- Task to complete
Your task is to return all of the records exactly, minus any images.
_ _ _ _ _ _ _
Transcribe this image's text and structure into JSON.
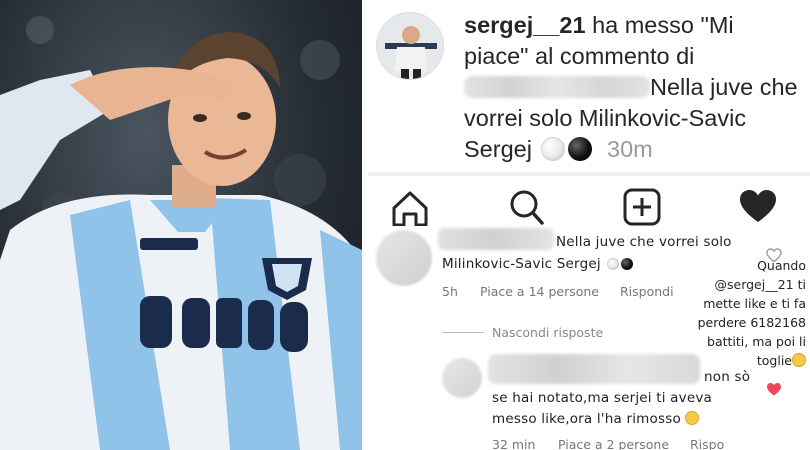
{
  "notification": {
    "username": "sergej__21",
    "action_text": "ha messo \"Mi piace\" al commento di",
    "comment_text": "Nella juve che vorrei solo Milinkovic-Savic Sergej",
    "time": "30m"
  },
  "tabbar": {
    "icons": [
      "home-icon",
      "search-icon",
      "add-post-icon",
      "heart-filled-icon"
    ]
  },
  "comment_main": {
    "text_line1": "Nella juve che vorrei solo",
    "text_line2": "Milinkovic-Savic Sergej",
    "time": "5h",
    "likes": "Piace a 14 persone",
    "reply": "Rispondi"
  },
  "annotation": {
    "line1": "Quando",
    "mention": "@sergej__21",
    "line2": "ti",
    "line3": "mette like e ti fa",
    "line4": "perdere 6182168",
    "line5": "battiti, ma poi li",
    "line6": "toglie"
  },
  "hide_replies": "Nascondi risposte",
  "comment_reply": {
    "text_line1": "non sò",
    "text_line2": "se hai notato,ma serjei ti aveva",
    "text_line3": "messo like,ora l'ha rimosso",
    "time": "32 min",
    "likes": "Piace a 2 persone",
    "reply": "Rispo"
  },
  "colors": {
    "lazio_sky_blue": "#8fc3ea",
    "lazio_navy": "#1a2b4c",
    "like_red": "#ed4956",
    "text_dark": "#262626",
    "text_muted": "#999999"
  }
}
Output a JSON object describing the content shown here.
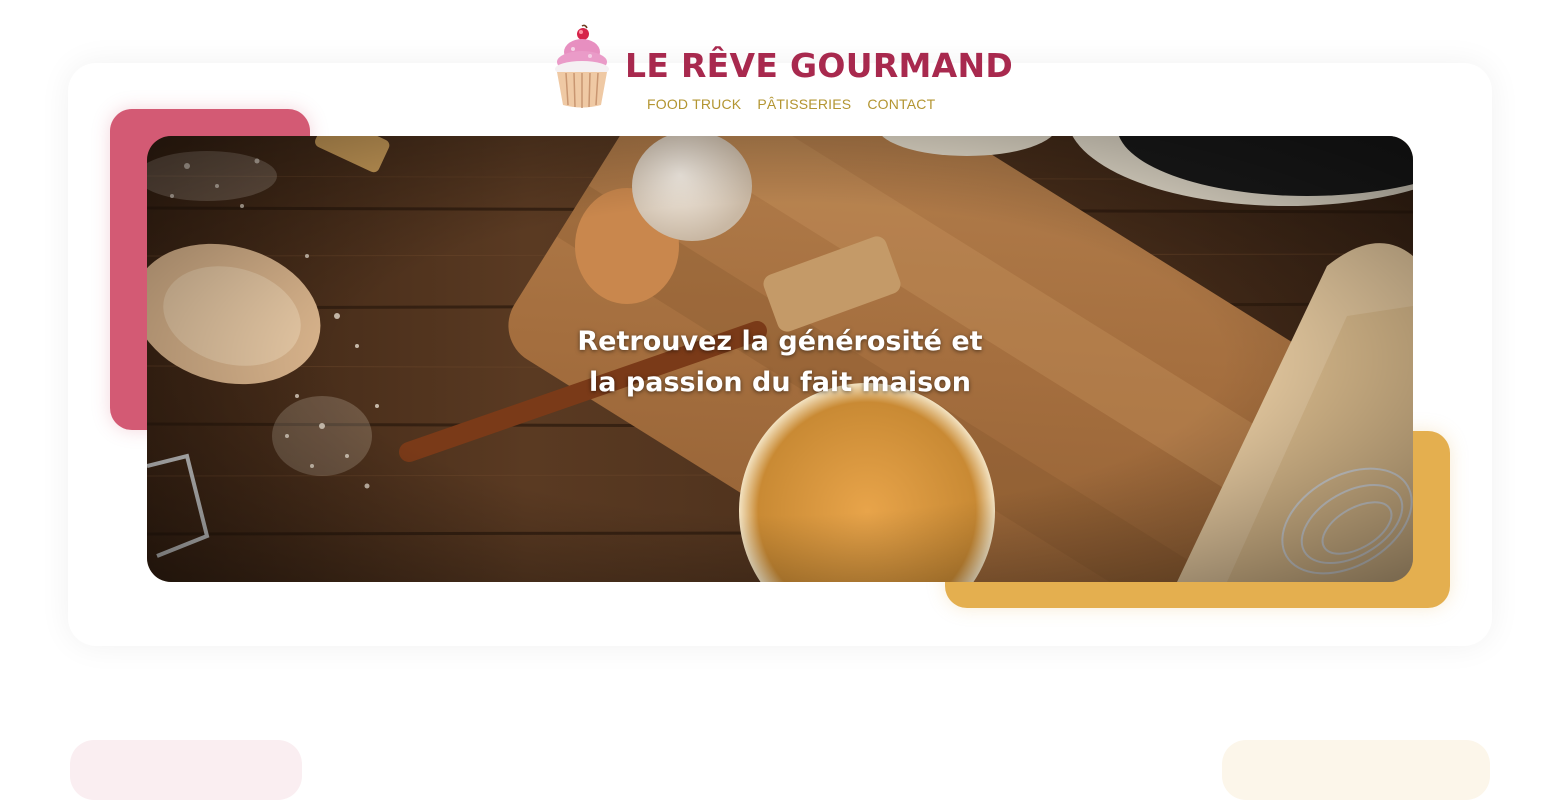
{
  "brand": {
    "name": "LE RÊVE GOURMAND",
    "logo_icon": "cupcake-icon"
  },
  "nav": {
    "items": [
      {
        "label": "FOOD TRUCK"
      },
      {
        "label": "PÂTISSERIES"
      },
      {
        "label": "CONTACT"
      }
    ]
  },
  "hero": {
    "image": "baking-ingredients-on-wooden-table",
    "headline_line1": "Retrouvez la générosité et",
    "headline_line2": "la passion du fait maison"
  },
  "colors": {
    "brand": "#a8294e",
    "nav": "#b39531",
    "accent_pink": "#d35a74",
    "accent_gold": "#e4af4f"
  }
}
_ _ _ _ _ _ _
- Answer to this exercise
Transcribe this image's text and structure into JSON.
{
  "notification": {
    "username": "sergej__21",
    "action_text": "ha messo \"Mi piace\" al commento di",
    "comment_text": "Nella juve che vorrei solo Milinkovic-Savic Sergej",
    "time": "30m"
  },
  "tabbar": {
    "icons": [
      "home-icon",
      "search-icon",
      "add-post-icon",
      "heart-filled-icon"
    ]
  },
  "comment_main": {
    "text_line1": "Nella juve che vorrei solo",
    "text_line2": "Milinkovic-Savic Sergej",
    "time": "5h",
    "likes": "Piace a 14 persone",
    "reply": "Rispondi"
  },
  "annotation": {
    "line1": "Quando",
    "mention": "@sergej__21",
    "line2": "ti",
    "line3": "mette like e ti fa",
    "line4": "perdere 6182168",
    "line5": "battiti, ma poi li",
    "line6": "toglie"
  },
  "hide_replies": "Nascondi risposte",
  "comment_reply": {
    "text_line1": "non sò",
    "text_line2": "se hai notato,ma serjei ti aveva",
    "text_line3": "messo like,ora l'ha rimosso",
    "time": "32 min",
    "likes": "Piace a 2 persone",
    "reply": "Rispo"
  },
  "colors": {
    "lazio_sky_blue": "#8fc3ea",
    "lazio_navy": "#1a2b4c",
    "like_red": "#ed4956",
    "text_dark": "#262626",
    "text_muted": "#999999"
  }
}
Output a JSON object describing the content shown here.
{
  "brand": {
    "name": "LE RÊVE GOURMAND",
    "logo_icon": "cupcake-icon"
  },
  "nav": {
    "items": [
      {
        "label": "FOOD TRUCK"
      },
      {
        "label": "PÂTISSERIES"
      },
      {
        "label": "CONTACT"
      }
    ]
  },
  "hero": {
    "image": "baking-ingredients-on-wooden-table",
    "headline_line1": "Retrouvez la générosité et",
    "headline_line2": "la passion du fait maison"
  },
  "colors": {
    "brand": "#a8294e",
    "nav": "#b39531",
    "accent_pink": "#d35a74",
    "accent_gold": "#e4af4f"
  }
}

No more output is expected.